The lottery is a game of chance that is played in many countries around the world. It can be very lucrative, but it also has its problems. Those who win large sums of money often end up having to pay taxes on the prize. They can also lose money if they have not properly planned for their winnings, so it is important to be smart about your lottery strategies.
There are many different types of lotteries, each with their own rules and odds. These rules vary depending on the state and are usually designed to make it harder for people to win but at the same time to increase the amount of money that is given away.
Some of the most popular games include scratch cards, powerball and lotto. Scratch cards are simple to play and easy to find. They are also fast and accessible, which makes them an ideal choice for those who want to try their luck with the lottery without spending too much money.
Another option is to play a pull-tab ticket, which is similar to a scratch-off. The numbers are hidden behind a perforated paper tab, which needs to be broken open to reveal them.
In the past, lottery tickets have been criticized for being addictive and for targeting poorer individuals. This has led to debates about the regressive impact of the lottery on lower-income groups. Some of the new games have also prompted concerns that they may exacerbate these issues.
Despite these concerns, lottery revenues are expected to continue increasing in the future. This has led to a trend of expanding the lottery industry, including the creation of new games and increased advertising.
A lottery is a game of chance that involves picking numbers, and the prizes are awarded by random drawing. This means that the chances of winning are very small and can be very disorienting for those who win big amounts of money.

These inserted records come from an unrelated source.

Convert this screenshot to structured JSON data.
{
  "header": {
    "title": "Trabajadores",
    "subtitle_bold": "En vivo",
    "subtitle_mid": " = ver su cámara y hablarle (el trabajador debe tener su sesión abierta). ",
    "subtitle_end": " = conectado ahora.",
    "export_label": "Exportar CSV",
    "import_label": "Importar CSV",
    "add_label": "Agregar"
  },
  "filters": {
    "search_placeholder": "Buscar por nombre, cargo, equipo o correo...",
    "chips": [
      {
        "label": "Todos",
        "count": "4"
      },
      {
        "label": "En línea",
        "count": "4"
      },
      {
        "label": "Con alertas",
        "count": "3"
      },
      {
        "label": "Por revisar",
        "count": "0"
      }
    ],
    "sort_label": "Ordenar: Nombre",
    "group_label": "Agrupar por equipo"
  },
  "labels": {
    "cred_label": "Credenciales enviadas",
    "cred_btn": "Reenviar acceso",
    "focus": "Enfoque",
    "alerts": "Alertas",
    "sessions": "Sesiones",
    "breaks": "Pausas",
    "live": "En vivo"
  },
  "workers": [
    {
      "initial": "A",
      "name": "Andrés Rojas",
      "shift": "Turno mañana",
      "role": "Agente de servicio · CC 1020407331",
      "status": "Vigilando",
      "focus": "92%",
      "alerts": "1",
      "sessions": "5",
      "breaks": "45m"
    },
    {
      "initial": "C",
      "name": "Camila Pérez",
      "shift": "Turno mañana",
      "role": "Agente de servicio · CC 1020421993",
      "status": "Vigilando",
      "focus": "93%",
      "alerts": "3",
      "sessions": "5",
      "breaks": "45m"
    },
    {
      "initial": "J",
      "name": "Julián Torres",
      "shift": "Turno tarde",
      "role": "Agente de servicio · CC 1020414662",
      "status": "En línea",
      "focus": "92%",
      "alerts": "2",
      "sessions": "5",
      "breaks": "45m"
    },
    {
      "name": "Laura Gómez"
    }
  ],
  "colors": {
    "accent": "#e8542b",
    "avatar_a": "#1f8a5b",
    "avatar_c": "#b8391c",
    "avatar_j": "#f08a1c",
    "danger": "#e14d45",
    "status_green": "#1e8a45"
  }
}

It is important to remember that the odds of winning the lottery are based on the number of balls and the size of the jackpot. If the numbers are too high or too low, the chances of someone winning can be very slim and the lottery could become a financial disaster for people who play it.
The lottery is a popular and fun way to win money, but it can also be very expensive and can cause you to lose a significant amount of money in the long run. In addition, the tax rates for winners are sometimes very high and can make it difficult to plan for your finances after claiming your prize.
You should take your time and carefully research the odds of winning before playing the lottery. This will help you to choose the right lottery to play and give you the best chance of winning a large sum of money.
Several factors can affect the odds of winning a lottery, including the number of people playing it and the size of the jackpot. If the jackpot is large, it can drive up ticket sales. On the other hand, if it is not large enough, it can lead to declining ticket sales and a decrease in the total amount of money available for people to win.